* Problem to work on
Check each line of the entries for "hard" and report the ones that have it.

* Data to process
********************
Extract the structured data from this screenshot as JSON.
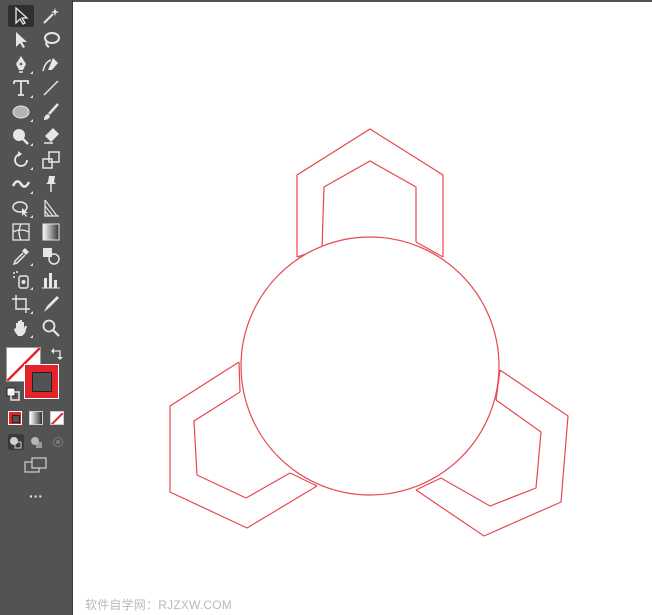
{
  "toolbar": {
    "tools": [
      {
        "icon": "selection-icon",
        "active": true
      },
      {
        "icon": "magic-wand-icon"
      },
      {
        "icon": "direct-selection-icon"
      },
      {
        "icon": "lasso-icon"
      },
      {
        "icon": "pen-icon"
      },
      {
        "icon": "curvature-icon"
      },
      {
        "icon": "type-icon"
      },
      {
        "icon": "line-segment-icon"
      },
      {
        "icon": "ellipse-icon"
      },
      {
        "icon": "paintbrush-icon"
      },
      {
        "icon": "shaper-icon"
      },
      {
        "icon": "eraser-icon"
      },
      {
        "icon": "rotate-icon"
      },
      {
        "icon": "scale-icon"
      },
      {
        "icon": "warp-icon"
      },
      {
        "icon": "puppet-warp-icon"
      },
      {
        "icon": "shape-builder-icon"
      },
      {
        "icon": "perspective-grid-icon"
      },
      {
        "icon": "mesh-icon"
      },
      {
        "icon": "gradient-icon"
      },
      {
        "icon": "eyedropper-icon"
      },
      {
        "icon": "blend-icon"
      },
      {
        "icon": "symbol-sprayer-icon"
      },
      {
        "icon": "column-graph-icon"
      },
      {
        "icon": "artboard-icon"
      },
      {
        "icon": "slice-icon"
      },
      {
        "icon": "hand-icon"
      },
      {
        "icon": "zoom-icon"
      }
    ],
    "fill_stroke": {
      "fill_color": "#ffffff",
      "stroke_color": "#e5232b",
      "swap_icon": "swap-fill-stroke-icon",
      "default_icon": "default-fill-stroke-icon"
    },
    "color_modes": [
      "color-icon",
      "gradient-mode-icon",
      "none-icon"
    ],
    "draw_modes": [
      "draw-normal-icon",
      "draw-behind-icon",
      "draw-inside-icon"
    ],
    "screen_mode_icon": "change-screen-mode-icon",
    "more_label": "···"
  },
  "artwork": {
    "stroke_color": "#e8474f",
    "shapes": [
      "hexagon-top",
      "hexagon-left",
      "hexagon-right",
      "center-circle"
    ]
  },
  "watermark": "软件自学网：RJZXW.COM",
  "colors": {
    "toolbar_bg": "#535353",
    "canvas_bg": "#ffffff",
    "accent_red": "#e5232b"
  }
}
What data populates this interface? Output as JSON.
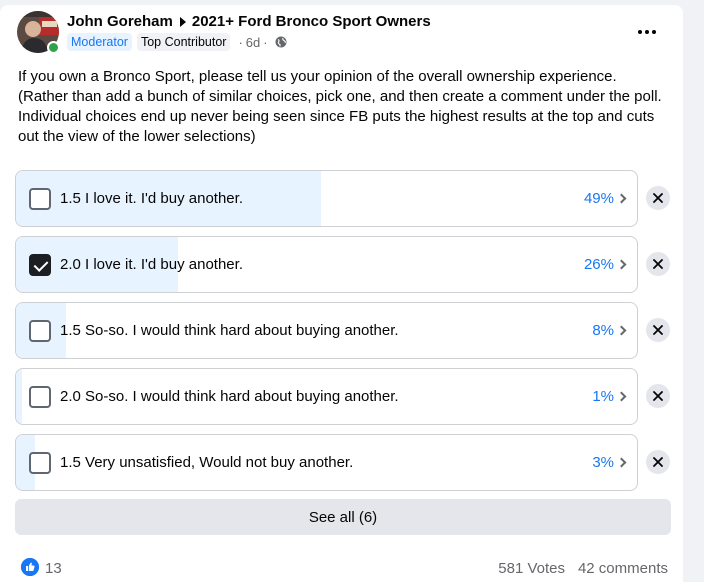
{
  "post": {
    "author": "John Goreham",
    "group": "2021+ Ford Bronco Sport Owners",
    "badges": [
      "Moderator",
      "Top Contributor"
    ],
    "time": "6d",
    "separator": "·",
    "privacy_icon": "globe-icon",
    "text": "If you own a Bronco Sport, please tell us your opinion of the overall ownership experience. (Rather than add a bunch of similar choices, pick one, and then create a comment under the poll. Individual choices end up never being seen since FB puts the highest results at the top and cuts out the view of the lower selections)"
  },
  "poll": {
    "options": [
      {
        "label": "1.5 I love it. I'd buy another.",
        "percent_label": "49%",
        "percent": 49,
        "checked": false
      },
      {
        "label": "2.0 I love it. I'd buy another.",
        "percent_label": "26%",
        "percent": 26,
        "checked": true
      },
      {
        "label": "1.5 So-so. I would think hard about buying another.",
        "percent_label": "8%",
        "percent": 8,
        "checked": false
      },
      {
        "label": "2.0 So-so. I would think hard about buying another.",
        "percent_label": "1%",
        "percent": 1,
        "checked": false
      },
      {
        "label": "1.5 Very unsatisfied, Would not buy another.",
        "percent_label": "3%",
        "percent": 3,
        "checked": false
      }
    ],
    "see_all_label": "See all (6)"
  },
  "footer": {
    "reaction_icon": "like-icon",
    "reaction_count": "13",
    "votes": "581 Votes",
    "comments": "42 comments"
  },
  "colors": {
    "accent": "#1877f2",
    "fill": "#e7f3ff",
    "online": "#31a24c"
  }
}
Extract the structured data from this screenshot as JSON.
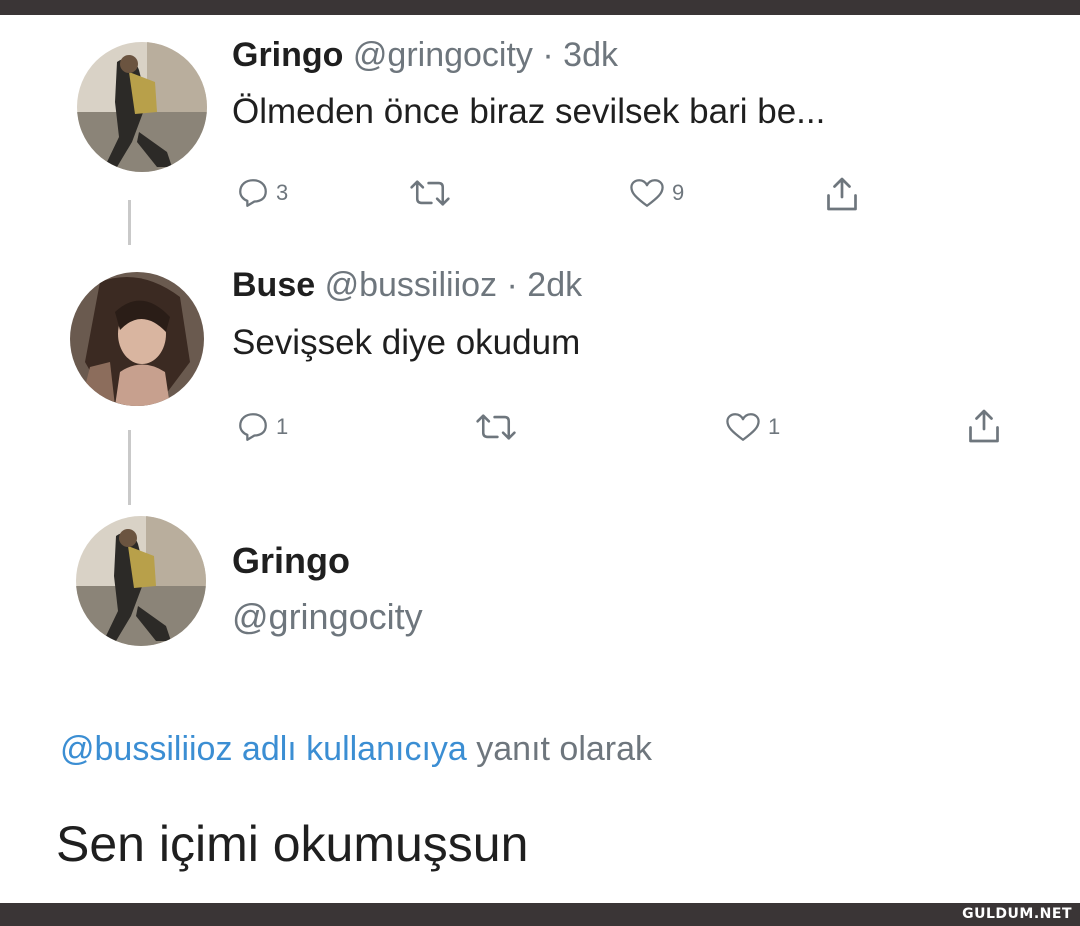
{
  "tweets": [
    {
      "name": "Gringo",
      "handle": "@gringocity",
      "time": "3dk",
      "text": "Ölmeden önce biraz sevilsek bari be...",
      "reply_count": "3",
      "like_count": "9"
    },
    {
      "name": "Buse",
      "handle": "@bussiliioz",
      "time": "2dk",
      "text": "Sevişsek diye okudum",
      "reply_count": "1",
      "like_count": "1"
    }
  ],
  "main_tweet": {
    "name": "Gringo",
    "handle": "@gringocity",
    "reply_mention": "@bussiliioz adlı kullanıcıya",
    "reply_suffix": "yanıt olarak",
    "text": "Sen içimi okumuşsun"
  },
  "separator": "·",
  "watermark": "GULDUM.NET",
  "colors": {
    "text": "#1f1f1f",
    "muted": "#6e767d",
    "link": "#3b8ed3",
    "frame": "#3a3536"
  },
  "icons": [
    "reply-icon",
    "retweet-icon",
    "like-icon",
    "share-icon"
  ]
}
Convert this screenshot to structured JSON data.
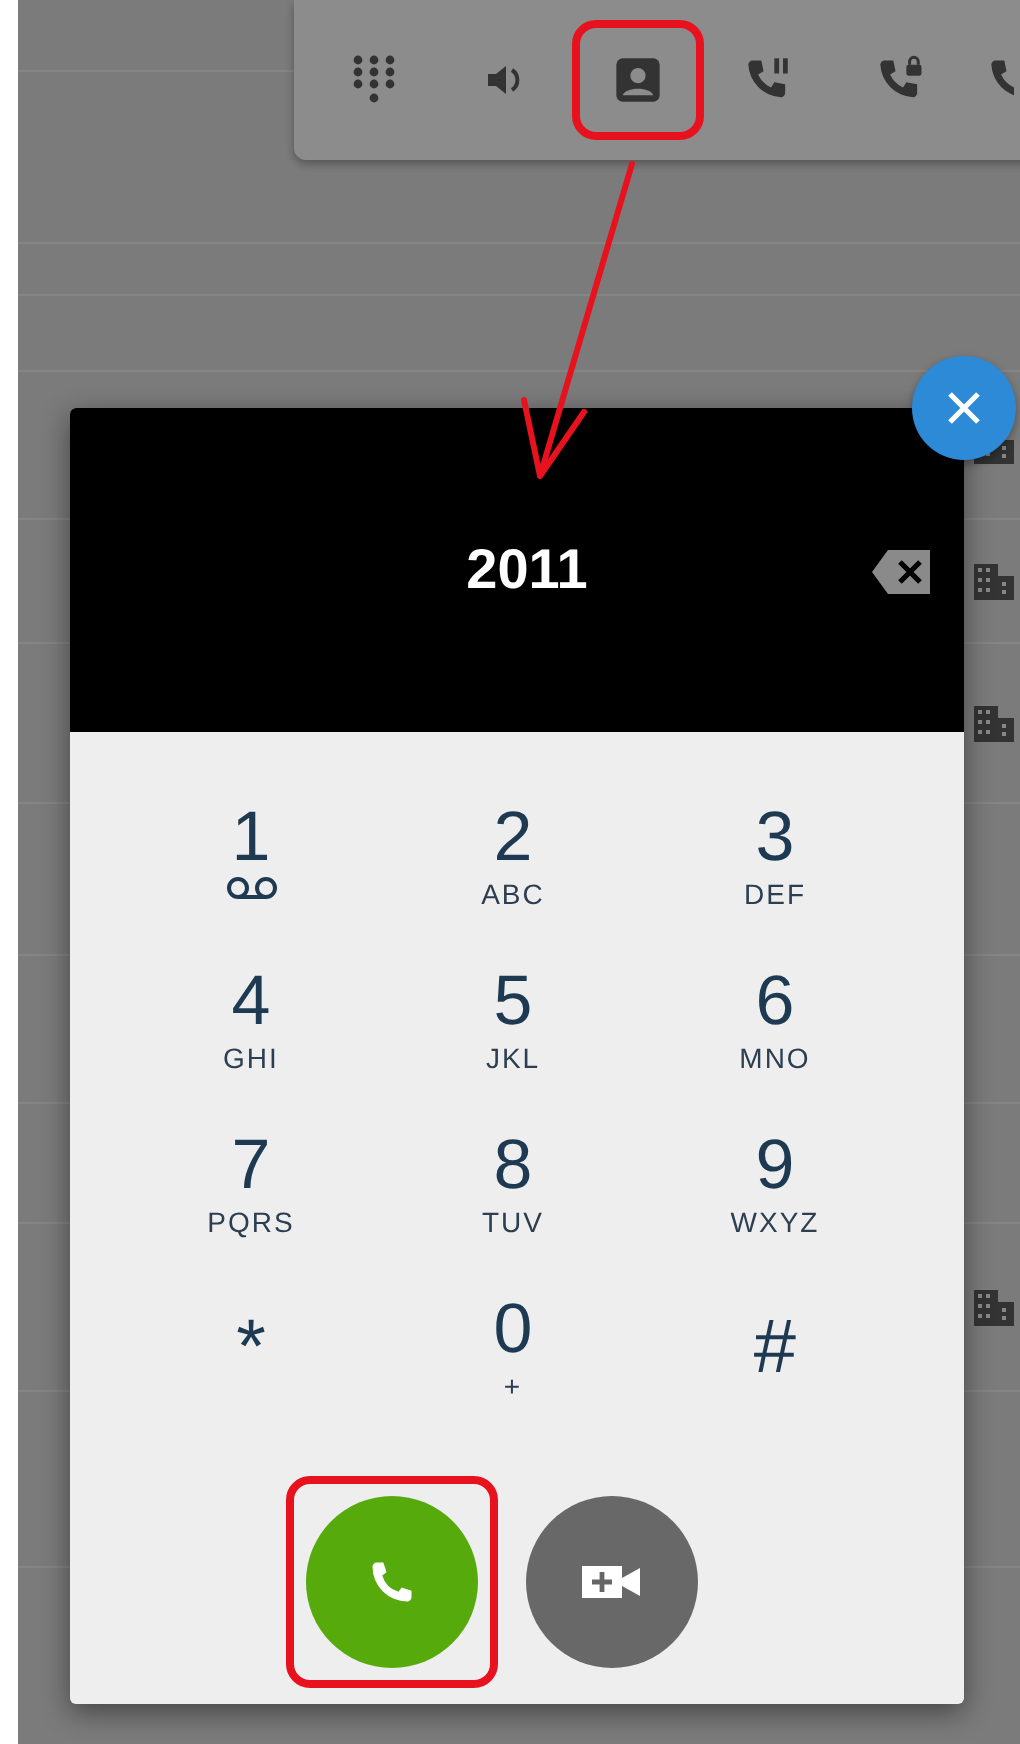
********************
* Task result
        "label": "1.5 So-so. I would think hard about buying another.",
        "label": "2.0 So-so. I would think hard about buying another.",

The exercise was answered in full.